▶ [WORK INSTRUCTIONS]
What is needed is an exact copy of the line with "Decode this image" and all lines that follow it in the entries below, the last line included.

:: DATA TO EXAMINE ::

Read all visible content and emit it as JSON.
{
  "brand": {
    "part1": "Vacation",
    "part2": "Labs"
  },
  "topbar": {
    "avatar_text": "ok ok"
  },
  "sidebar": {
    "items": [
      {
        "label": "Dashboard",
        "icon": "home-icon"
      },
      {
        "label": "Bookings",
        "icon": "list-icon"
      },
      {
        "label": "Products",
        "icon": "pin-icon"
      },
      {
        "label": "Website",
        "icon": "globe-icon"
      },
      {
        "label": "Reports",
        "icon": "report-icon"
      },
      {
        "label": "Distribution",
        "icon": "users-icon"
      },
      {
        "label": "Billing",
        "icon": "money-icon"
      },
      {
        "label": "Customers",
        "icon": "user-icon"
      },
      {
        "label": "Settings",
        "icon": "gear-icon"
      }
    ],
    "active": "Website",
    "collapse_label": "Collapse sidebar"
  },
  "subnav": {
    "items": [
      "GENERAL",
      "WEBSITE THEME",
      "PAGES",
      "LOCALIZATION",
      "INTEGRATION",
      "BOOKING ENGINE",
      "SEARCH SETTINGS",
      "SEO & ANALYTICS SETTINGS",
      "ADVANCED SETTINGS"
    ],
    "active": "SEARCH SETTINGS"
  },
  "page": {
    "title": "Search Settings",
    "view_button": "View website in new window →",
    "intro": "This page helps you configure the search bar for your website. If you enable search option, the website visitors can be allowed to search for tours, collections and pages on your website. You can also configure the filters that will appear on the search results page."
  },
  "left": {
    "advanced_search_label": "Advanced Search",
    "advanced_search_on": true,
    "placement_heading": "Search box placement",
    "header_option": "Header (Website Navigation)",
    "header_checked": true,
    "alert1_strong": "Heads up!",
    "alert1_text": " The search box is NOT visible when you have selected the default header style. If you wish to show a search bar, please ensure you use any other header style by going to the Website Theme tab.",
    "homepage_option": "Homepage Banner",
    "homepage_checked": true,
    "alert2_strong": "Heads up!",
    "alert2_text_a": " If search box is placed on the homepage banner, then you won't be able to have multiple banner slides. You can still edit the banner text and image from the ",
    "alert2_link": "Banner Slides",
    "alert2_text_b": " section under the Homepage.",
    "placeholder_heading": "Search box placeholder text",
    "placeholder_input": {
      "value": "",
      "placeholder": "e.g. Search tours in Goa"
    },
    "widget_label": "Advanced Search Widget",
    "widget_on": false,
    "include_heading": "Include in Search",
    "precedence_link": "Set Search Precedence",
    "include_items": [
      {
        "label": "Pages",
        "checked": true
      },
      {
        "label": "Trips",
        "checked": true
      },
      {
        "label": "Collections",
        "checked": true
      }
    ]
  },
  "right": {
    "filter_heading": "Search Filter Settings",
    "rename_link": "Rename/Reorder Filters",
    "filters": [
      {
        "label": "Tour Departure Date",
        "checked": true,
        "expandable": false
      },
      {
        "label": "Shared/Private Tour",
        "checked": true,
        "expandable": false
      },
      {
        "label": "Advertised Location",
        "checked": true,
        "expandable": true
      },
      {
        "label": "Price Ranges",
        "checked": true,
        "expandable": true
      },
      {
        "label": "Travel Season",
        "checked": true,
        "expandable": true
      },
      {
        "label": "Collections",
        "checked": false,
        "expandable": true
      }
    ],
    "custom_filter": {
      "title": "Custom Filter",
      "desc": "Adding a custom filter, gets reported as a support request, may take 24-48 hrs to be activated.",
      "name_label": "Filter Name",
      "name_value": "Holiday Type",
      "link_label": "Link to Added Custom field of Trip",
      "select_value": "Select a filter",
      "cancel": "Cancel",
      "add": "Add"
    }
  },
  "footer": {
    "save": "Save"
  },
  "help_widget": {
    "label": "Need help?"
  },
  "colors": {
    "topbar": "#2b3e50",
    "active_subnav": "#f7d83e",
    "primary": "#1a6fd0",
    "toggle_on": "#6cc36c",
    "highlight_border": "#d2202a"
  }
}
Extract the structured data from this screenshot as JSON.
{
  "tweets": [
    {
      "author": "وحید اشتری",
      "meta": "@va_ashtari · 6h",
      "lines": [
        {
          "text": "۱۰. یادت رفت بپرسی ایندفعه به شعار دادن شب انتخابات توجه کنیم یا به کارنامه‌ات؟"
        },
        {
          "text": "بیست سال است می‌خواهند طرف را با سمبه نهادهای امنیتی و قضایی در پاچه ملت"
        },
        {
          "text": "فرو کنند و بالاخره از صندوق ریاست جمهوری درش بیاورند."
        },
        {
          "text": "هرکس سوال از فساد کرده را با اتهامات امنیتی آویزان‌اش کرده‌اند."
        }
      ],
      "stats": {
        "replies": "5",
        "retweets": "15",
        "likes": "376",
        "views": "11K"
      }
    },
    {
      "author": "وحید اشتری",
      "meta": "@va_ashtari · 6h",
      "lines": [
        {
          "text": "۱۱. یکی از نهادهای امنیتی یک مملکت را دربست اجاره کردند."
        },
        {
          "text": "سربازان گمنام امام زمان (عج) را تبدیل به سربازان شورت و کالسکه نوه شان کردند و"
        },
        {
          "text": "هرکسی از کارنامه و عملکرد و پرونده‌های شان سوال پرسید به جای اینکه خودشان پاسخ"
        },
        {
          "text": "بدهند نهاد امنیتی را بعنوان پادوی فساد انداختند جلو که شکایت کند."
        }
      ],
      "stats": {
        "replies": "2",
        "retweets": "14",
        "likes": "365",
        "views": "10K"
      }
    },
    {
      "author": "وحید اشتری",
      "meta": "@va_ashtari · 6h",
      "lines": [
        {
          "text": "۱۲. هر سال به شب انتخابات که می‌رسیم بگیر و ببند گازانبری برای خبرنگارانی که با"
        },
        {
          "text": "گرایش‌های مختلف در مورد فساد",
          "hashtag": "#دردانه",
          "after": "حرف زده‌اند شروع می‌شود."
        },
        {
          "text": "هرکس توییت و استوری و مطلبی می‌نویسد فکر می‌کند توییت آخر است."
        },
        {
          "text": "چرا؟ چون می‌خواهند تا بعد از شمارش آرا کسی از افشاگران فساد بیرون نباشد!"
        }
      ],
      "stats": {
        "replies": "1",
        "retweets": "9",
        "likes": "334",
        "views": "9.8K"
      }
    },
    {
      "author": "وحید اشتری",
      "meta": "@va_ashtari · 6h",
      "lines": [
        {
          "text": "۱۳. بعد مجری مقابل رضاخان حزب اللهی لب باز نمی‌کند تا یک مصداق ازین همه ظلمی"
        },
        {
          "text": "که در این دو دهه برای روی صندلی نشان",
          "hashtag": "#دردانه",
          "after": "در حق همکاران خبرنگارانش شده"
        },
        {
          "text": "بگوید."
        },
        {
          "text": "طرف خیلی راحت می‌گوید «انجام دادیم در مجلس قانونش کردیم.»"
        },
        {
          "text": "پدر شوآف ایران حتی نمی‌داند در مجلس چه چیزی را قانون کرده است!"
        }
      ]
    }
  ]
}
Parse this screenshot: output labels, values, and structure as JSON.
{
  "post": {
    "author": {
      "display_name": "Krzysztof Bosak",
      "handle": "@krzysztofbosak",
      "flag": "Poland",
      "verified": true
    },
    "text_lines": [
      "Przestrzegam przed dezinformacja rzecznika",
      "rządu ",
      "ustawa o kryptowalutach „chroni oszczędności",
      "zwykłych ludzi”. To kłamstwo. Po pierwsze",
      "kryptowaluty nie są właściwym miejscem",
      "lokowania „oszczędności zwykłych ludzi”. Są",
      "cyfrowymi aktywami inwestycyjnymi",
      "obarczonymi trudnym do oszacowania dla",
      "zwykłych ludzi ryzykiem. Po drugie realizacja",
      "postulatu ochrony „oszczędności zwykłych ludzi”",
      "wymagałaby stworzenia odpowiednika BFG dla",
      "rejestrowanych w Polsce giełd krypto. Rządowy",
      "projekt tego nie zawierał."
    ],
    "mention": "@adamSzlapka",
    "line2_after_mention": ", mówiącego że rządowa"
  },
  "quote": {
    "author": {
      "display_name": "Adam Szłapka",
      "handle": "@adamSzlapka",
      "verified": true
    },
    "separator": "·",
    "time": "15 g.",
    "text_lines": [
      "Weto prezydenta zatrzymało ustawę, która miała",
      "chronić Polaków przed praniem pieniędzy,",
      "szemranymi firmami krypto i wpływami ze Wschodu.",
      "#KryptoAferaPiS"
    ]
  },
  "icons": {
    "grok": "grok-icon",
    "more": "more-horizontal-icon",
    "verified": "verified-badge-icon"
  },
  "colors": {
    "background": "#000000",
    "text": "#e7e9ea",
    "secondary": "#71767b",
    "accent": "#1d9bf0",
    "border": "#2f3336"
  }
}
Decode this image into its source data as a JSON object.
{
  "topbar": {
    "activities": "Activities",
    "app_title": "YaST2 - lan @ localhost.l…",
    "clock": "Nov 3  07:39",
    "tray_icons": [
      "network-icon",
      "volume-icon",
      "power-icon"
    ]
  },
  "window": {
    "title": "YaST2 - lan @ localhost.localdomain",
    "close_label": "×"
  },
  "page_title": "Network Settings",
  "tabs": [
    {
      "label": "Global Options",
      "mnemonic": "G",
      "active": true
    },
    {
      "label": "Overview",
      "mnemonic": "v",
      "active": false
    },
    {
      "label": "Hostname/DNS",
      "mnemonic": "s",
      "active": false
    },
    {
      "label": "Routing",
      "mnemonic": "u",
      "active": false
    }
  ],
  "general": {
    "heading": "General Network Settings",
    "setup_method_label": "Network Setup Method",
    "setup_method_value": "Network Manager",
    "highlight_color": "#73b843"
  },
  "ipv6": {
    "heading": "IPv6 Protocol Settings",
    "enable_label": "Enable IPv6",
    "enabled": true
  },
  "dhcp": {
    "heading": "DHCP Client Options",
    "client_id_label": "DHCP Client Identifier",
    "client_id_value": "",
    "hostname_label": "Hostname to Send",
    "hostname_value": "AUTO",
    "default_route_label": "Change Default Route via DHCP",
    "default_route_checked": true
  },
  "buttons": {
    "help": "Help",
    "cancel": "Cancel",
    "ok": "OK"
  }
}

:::

▶ [SOLUTION TO THE PROBLEM]
Decode this image into its source data as a JSON object.
{
  "topbar": {
    "activities": "Activities",
    "app_title": "YaST2 - lan @ localhost.l…",
    "clock": "Nov 3  07:39",
    "tray_icons": [
      "network-icon",
      "volume-icon",
      "power-icon"
    ]
  },
  "window": {
    "title": "YaST2 - lan @ localhost.localdomain",
    "close_label": "×"
  },
  "page_title": "Network Settings",
  "tabs": [
    {
      "label": "Global Options",
      "mnemonic": "G",
      "active": true
    },
    {
      "label": "Overview",
      "mnemonic": "v",
      "active": false
    },
    {
      "label": "Hostname/DNS",
      "mnemonic": "s",
      "active": false
    },
    {
      "label": "Routing",
      "mnemonic": "u",
      "active": false
    }
  ],
  "general": {
    "heading": "General Network Settings",
    "setup_method_label": "Network Setup Method",
    "setup_method_value": "Network Manager",
    "highlight_color": "#73b843"
  },
  "ipv6": {
    "heading": "IPv6 Protocol Settings",
    "enable_label": "Enable IPv6",
    "enabled": true
  },
  "dhcp": {
    "heading": "DHCP Client Options",
    "client_id_label": "DHCP Client Identifier",
    "client_id_value": "",
    "hostname_label": "Hostname to Send",
    "hostname_value": "AUTO",
    "default_route_label": "Change Default Route via DHCP",
    "default_route_checked": true
  },
  "buttons": {
    "help": "Help",
    "cancel": "Cancel",
    "ok": "OK"
  }
}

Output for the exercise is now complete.